Bernie Sanders, a front-runner for the Democratic presidential nomination, has long billed himself as a democratic socialist, citing the peaceful governments of Denmark and Sweden as his inspirations. But back in the 1980s, as mayor of Burlington, Vermont, Sanders often endorsed a different strain of leftist government – praising violent socialist revolutionaries as well as economic policies like forced land redistribution, according to a Fox News review of archived footage and documents. Asked about the comments today, Sanders’ campaign highlighted other aspects of the now-presidential candidate’s 1980s-era views, saying he was prescient to warn against U.S. intervention abroad. “Our foreign policy will focus on diplomacy, not endless war,” the campaign said in a statement. In the 1980s, Sanders spoke of socialist Nicaraguan revolutionaries known as Sandinistas so often that one local paper called it a “favorite Sanders topic.” The Sandinistas overthrew a dictator in the Central American nation in 1979, and then began to impose socialist policies. That sparked a rebellion from Nicaraguans who opposed socialism, who became known as “Contras.” Tens of thousands were killed in the fighting. The Soviet Union and Cuba sent weapons and economic support to the Sandinistas, while the U.S. led by President Ronald Reagan sent arms and funding to the Contras. The U.S. involvement appalled Sanders. As soon as he became mayor of Burlington in 1981, his pro-Sandinista views began to make headlines in local papers. The Burlington Free Press reported in 1981 on a speech Sanders gave that year, stating that Sanders “exhorted his audience ‘to take control of your own lives’ as the ‘struggling masses’ did in Chile, Cuba and Nicaragua.” In 1983, Mayor Sanders penned a letter to Reagan slamming U.S. foreign policy. “I am appalled that you are using taxpayers’s [sic] money to destroy the government of a small nation,” Sanders’ letter read, according to the Burlington Free Press in 1983. By 1984, Sanders got Burlington to create a “sister city” relationship with Puerto Cabezas, a Nicaraguan city. Sanders later wrote that Vermonters provided “a significant amount of material help” to the Nicaraguan city through the program. The next year, the Nicaraguan government invited Sanders to an expenses-paid trip to attend the first formal inauguration of their president, Sandinista revolutionary Daniel Ortega. Sanders accepted, recounting in his 1997 autobiography that “I was – believe it or not – the highest-ranking American official present”. Also present at Ortega’s inauguration were Cuban dictator Fidel Castro, Vice President of the Soviet Union Vasili Kuznetsov, and Yugoslavian President Veselin Đuranović, according to a U.S. Army report done for the Library of Congress in 1993. Sanders has separately praised Cuba, with recently unearthed footage showing Sanders recalling his excitement surrounding the Cuban revolution in the 1950s. “I remember, for some reason or another, being very excited when [former Cuban dictator] Fidel Castro made the revolution in Cuba,” he said, while speaking at the University of Vermont in 1986. “I was a kid … and it just seemed right and appropriate that poor people were rising up against rather ugly rich people.” Sanders stated in a 1981 interview that he was not a supporter of the Soviet Union, which he called “authoritarian and totalitarian.” But Sanders also encouraged student exchange programs with the Soviet Union during the 1980s and spent his honeymoon there in 1988. While stopping short of full-scale Soviet-Cuban-style collectivization, the Sandinista government confiscated and redistributed many private farms and businesses in the early 1980s. Upon returning to Vermont from Ortega’s 1985 inauguration, Sanders praised Sandinista economic policies including land redistribution.

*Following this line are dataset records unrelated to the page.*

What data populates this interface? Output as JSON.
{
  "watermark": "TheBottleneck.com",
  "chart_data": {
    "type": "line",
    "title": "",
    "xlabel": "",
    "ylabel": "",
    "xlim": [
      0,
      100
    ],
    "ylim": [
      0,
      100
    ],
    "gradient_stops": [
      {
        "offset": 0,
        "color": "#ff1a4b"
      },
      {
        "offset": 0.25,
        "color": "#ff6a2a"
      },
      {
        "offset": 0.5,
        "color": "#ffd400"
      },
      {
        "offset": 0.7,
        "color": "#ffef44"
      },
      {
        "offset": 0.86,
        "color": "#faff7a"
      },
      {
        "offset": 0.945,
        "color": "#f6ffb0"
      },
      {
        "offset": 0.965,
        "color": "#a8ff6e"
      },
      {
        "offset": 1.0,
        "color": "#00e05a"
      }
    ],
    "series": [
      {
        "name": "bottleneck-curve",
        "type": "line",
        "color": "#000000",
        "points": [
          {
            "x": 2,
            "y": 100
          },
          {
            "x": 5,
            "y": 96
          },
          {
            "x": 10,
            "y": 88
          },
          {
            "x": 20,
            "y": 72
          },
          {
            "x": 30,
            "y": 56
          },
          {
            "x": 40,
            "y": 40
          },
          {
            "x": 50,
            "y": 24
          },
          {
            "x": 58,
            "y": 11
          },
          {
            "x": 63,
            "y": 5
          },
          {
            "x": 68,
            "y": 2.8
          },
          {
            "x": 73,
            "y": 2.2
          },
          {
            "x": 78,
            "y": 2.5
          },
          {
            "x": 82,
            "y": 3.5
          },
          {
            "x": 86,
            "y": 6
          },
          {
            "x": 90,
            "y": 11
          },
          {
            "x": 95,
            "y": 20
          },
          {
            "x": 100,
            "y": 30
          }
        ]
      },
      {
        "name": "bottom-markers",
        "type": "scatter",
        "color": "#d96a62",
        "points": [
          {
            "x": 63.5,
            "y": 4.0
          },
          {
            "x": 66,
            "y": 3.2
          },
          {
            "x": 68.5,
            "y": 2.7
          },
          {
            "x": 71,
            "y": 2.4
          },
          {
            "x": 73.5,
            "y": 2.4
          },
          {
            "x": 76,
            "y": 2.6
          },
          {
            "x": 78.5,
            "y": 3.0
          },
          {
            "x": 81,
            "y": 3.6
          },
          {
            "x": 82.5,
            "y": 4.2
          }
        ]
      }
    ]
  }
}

No, you are NOT reading The Onion.. And to think this raving socialist might actually win the DNC nomination should horrify every freedom-loving American. What a lunatic! For more, click on the text above. Unreal..